About this exercise |
In the records below, find each line with "Show" and copy it.
┌──
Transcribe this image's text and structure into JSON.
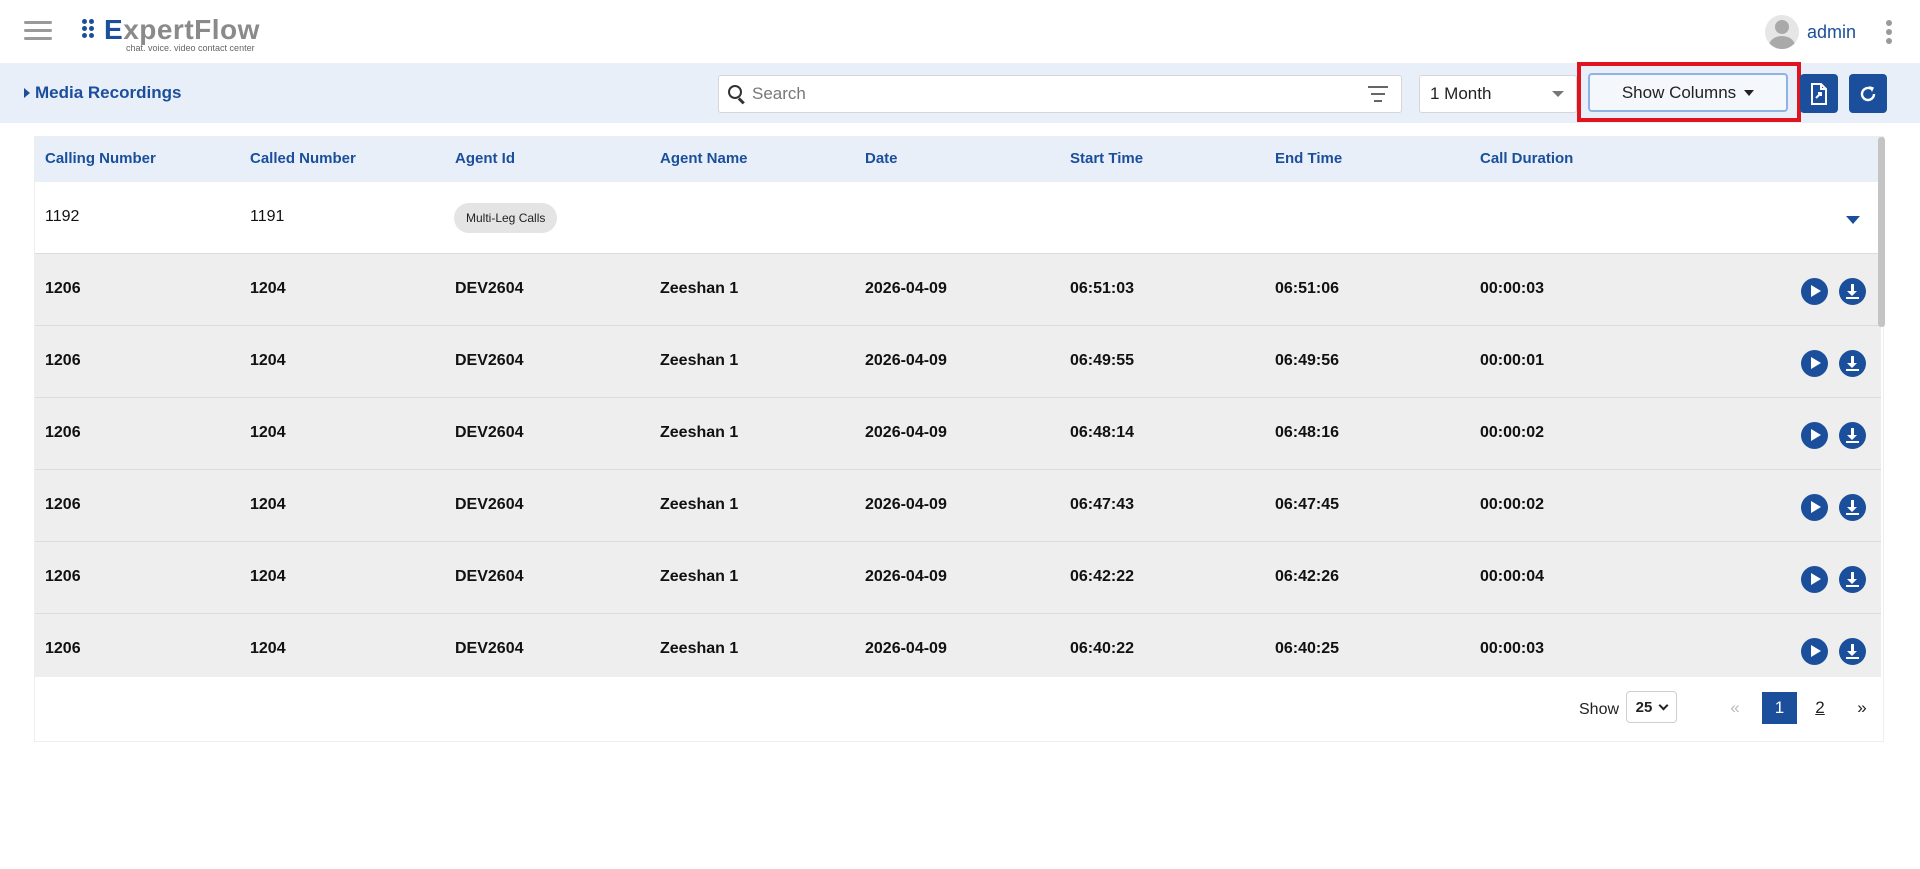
{
  "header": {
    "brand": "ExpertFlow",
    "brand_e": "E",
    "brand_rest": "xpertFlow",
    "tagline": "chat. voice. video contact center",
    "username": "admin"
  },
  "toolbar": {
    "breadcrumb": "Media Recordings",
    "search_placeholder": "Search",
    "period": "1 Month",
    "show_columns": "Show Columns"
  },
  "table": {
    "columns": [
      "Calling Number",
      "Called Number",
      "Agent Id",
      "Agent Name",
      "Date",
      "Start Time",
      "End Time",
      "Call Duration"
    ],
    "group_row": {
      "calling": "1192",
      "called": "1191",
      "tag": "Multi-Leg Calls"
    },
    "rows": [
      {
        "calling": "1206",
        "called": "1204",
        "agent_id": "DEV2604",
        "agent_name": "Zeeshan 1",
        "date": "2026-04-09",
        "start": "06:51:03",
        "end": "06:51:06",
        "duration": "00:00:03"
      },
      {
        "calling": "1206",
        "called": "1204",
        "agent_id": "DEV2604",
        "agent_name": "Zeeshan 1",
        "date": "2026-04-09",
        "start": "06:49:55",
        "end": "06:49:56",
        "duration": "00:00:01"
      },
      {
        "calling": "1206",
        "called": "1204",
        "agent_id": "DEV2604",
        "agent_name": "Zeeshan 1",
        "date": "2026-04-09",
        "start": "06:48:14",
        "end": "06:48:16",
        "duration": "00:00:02"
      },
      {
        "calling": "1206",
        "called": "1204",
        "agent_id": "DEV2604",
        "agent_name": "Zeeshan 1",
        "date": "2026-04-09",
        "start": "06:47:43",
        "end": "06:47:45",
        "duration": "00:00:02"
      },
      {
        "calling": "1206",
        "called": "1204",
        "agent_id": "DEV2604",
        "agent_name": "Zeeshan 1",
        "date": "2026-04-09",
        "start": "06:42:22",
        "end": "06:42:26",
        "duration": "00:00:04"
      },
      {
        "calling": "1206",
        "called": "1204",
        "agent_id": "DEV2604",
        "agent_name": "Zeeshan 1",
        "date": "2026-04-09",
        "start": "06:40:22",
        "end": "06:40:25",
        "duration": "00:00:03"
      }
    ]
  },
  "pagination": {
    "show_label": "Show",
    "page_size": "25",
    "prev": "«",
    "current": "1",
    "page2": "2",
    "next": "»"
  },
  "icons": {
    "menu": "hamburger-icon",
    "profile": "avatar-icon",
    "more": "kebab-icon",
    "search": "search-icon",
    "filter": "filter-icon",
    "export": "export-file-icon",
    "refresh": "refresh-icon",
    "play": "play-icon",
    "download": "download-icon"
  },
  "colors": {
    "accent": "#1b4f9c",
    "toolbar_bg": "#e8eff8",
    "highlight": "#e0141e",
    "row_grey": "#eeeeee"
  }
}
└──
Your response |
    "show_columns": "Show Columns"
    "show_label": "Show",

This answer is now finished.